Music

Pop Psalms: Beyoncé’s “Run the World (Girls)”

Kathryn Freeman

The Proverbs 31 woman has always been intimidating. She has become the woman every Christian woman is measured against. She’s an entrepreneur, a mother, a seamstress, a wife, a fashionista, a cook, and a caregiver to the impoverished. She rises before dawn to tend perfectly to her many roles. The Proverbs 31 woman runs her world, just like Beyoncé Knowles-Carter—entertainer, creator, wife, mother—runs hers. This parallel is especially clear on Beyoncé's hit 2011 song, “Run the World (Girls).”

Despite the catchy beat, the women in “Run the World (Girls)” can seem to be living a life as unattainable as the Proverbs 31 woman. The girls in “Run the World” can do everything. They “bear the children” and “then get back to business.” They have “endless power” and can “build nations.” They “rock the latest fashions,” but do not tolerate disrespect from men. The idealized version of womanhood presented in “Run the World,” alongside Proverbs 31, seems to belie most of our realities. So while we might read along in our Bibles and join Beyoncé in shouting “Girls, we run this motha, yeah!” we do not feel very powerful; we mostly feel tired and inadequate.

It can be tough to consider a field and buy it when you only make 80 cents (white women), 62 cents (black women), 54 cents (Hispanic women), 57 cents (Native-American women) for every dollar a man makes. In the midst of a global pandemic, studies show that the increased burden of household chores, children’s education, and full-time jobs fall mostly on working mothers. The sheer weight of all these responsibilities is threatening to crush a generation of working mothers mentally and emotionally, on top of the potential to permanently derail their career prospects and earning potential. Just like the Proverbs 31 woman, 70 percent of mothers with kids under 18 are participating in today’s workforce, yet there seems to be diminishing returns.

In “Run the World,” Beyoncé empowers women through the confidence in her voice and the driving, electronic drumbeat, reminding them of all the extra, sometimes hidden work women do behind the scenes to make their families, their communities, their countries better.

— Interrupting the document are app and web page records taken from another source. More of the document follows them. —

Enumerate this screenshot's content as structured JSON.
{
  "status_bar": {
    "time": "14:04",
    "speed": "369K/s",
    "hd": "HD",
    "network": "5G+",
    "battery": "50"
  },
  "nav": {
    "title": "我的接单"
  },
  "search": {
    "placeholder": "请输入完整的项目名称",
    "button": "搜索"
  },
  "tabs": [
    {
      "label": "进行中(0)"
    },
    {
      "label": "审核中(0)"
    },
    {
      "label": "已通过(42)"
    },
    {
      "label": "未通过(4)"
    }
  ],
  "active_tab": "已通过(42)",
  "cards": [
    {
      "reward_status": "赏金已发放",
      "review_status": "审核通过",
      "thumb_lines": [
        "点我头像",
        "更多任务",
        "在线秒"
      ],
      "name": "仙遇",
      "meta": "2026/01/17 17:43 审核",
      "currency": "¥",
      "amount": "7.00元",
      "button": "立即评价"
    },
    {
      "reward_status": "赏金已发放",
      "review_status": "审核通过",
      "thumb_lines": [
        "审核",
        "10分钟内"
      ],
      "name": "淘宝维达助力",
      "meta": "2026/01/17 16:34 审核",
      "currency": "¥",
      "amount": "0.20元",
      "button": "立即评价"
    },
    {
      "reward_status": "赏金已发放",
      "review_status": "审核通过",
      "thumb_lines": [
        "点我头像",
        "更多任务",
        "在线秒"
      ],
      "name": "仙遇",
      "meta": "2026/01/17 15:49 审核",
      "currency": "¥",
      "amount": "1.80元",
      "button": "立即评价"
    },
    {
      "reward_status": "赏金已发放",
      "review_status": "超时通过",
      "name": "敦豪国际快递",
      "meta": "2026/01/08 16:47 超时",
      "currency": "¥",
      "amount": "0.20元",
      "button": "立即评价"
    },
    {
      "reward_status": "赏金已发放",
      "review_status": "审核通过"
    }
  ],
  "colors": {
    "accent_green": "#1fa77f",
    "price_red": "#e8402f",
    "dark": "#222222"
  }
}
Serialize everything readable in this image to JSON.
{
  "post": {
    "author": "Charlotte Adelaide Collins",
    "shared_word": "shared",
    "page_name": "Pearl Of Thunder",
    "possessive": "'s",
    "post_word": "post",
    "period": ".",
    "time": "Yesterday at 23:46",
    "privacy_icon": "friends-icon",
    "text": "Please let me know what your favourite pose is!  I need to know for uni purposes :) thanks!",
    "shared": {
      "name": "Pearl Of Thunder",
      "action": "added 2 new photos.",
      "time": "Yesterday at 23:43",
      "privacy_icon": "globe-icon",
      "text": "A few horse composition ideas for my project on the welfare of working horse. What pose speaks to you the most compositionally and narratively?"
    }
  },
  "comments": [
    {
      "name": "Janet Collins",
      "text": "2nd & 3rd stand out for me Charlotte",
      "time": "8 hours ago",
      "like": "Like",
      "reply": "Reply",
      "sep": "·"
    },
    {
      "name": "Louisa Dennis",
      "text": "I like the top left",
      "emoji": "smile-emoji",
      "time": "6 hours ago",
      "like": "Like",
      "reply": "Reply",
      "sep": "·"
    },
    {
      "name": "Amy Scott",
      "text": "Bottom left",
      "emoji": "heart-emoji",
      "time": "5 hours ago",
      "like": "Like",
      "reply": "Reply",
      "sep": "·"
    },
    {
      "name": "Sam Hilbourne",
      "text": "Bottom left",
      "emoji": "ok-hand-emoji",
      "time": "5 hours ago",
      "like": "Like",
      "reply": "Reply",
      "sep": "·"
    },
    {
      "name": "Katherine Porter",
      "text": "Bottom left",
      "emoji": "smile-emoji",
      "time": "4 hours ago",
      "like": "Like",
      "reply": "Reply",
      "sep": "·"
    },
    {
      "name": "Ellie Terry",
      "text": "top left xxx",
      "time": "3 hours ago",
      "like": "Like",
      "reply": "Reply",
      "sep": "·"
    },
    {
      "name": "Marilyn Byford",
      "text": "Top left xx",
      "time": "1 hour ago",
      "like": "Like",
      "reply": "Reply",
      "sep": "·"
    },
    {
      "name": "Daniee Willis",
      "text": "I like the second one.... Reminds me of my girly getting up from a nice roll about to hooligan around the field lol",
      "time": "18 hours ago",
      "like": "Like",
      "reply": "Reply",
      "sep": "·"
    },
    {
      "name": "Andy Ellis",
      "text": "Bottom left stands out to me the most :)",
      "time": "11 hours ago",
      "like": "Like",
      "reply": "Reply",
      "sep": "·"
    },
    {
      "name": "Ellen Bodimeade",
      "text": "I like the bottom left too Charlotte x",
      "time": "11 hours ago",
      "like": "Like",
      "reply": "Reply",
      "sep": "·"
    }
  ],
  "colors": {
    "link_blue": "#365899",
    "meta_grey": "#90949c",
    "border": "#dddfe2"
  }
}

As the median age for marriage and the number of never-married women continues to rise, the view of idealized womanhood tied to motherhood and marriage can feel tortuous to the single and childless (especially those who are not single and childless by choice). A woman who is not married or a mother is forever on the JV team, not really a “#girlboss” because she is not juggling soccer practice and ballet classes on top of board meetings and balance sheets. If the modern woman is constantly asking herself if she can have it all, the Proverbs 31 woman seems to give a taunting yes. After all, she managed to clothe her children in scarlet before the invention of sewing machines—as effortlessly as Beyoncé turns her 24 hours in a day into jaw-dropping visuals, project after project.

The women in “Run the World (Girls)” can seem to be living a life as unattainable as the Proverbs 31 woman.

But what if songs like “Run the World” and Proverbs 31 are not meant to be seen as impossible checklists where every box must be checked to measure up? Perhaps “Run the World” is meant as a counterweight to the narrative of women as the weaker sex. It reminds us of all the ways women, like Ginger Rogers, do everything men do, only “backwards and in high heels.”

Likewise, Proverbs 31 is a countercultural allegory of the value of women. First, the poem itself comes to King Lemuel from his mother. The implication is that men can learn from women, whether it is theology or the qualities that make a good wife. Women are capable teachers and their words are to be heeded. Though she is nameless, King Lemuel’s mother is an important influence in his life, and her words about the model woman of God have survived (to the consternation of some) for generations. Further, the woman she describes is “worth more than rubies” not because she is beautiful, but because she is wise.

Throughout Proverbs, wisdom is portrayed as a woman. In Proverbs: An Introduction and Commentary, Lindsay Wilson provides a number of parallels between the Proverbs 31 woman and Lady Wisdom. Wilson highlights that both are worth more than precious jewels, both bring praise at the city gates, and both begin with a fear of the Lord. If the Proverbs 31 woman “is wisdom exemplified, she reminds us that biblical wisdom is not just head knowledge,” but a guide for living what is considered a good and fruitful life. Wisdom is not a gendered gift. It should be sought by men and women alike.

The Proverbs 31 woman, like “Run the World (Girls),”' celebrates the unique and varied contributions of women to their families, their neighbors, their communities, and the world. She teaches all of us that part of the blessed life is using our skills in practical ways to serve beyond just our nuclear families. She is generous with those who labor for her and with the poor. She is honored at the city gates. She makes the most of every opportunity. She is strong, but she uses her strength in the service of others.

The Proverbs 31 woman runs the world, and while most of us are aiming to run much smaller real estate, we can be encouraged rather than condemned. Bottom line, even if you are not a #girlboss, a woman who fears the Lord is to be praised, not for what she does, but because of who she is—a daughter created in the image of God her Father, with a unique purpose and plan for her life.

Topics: Music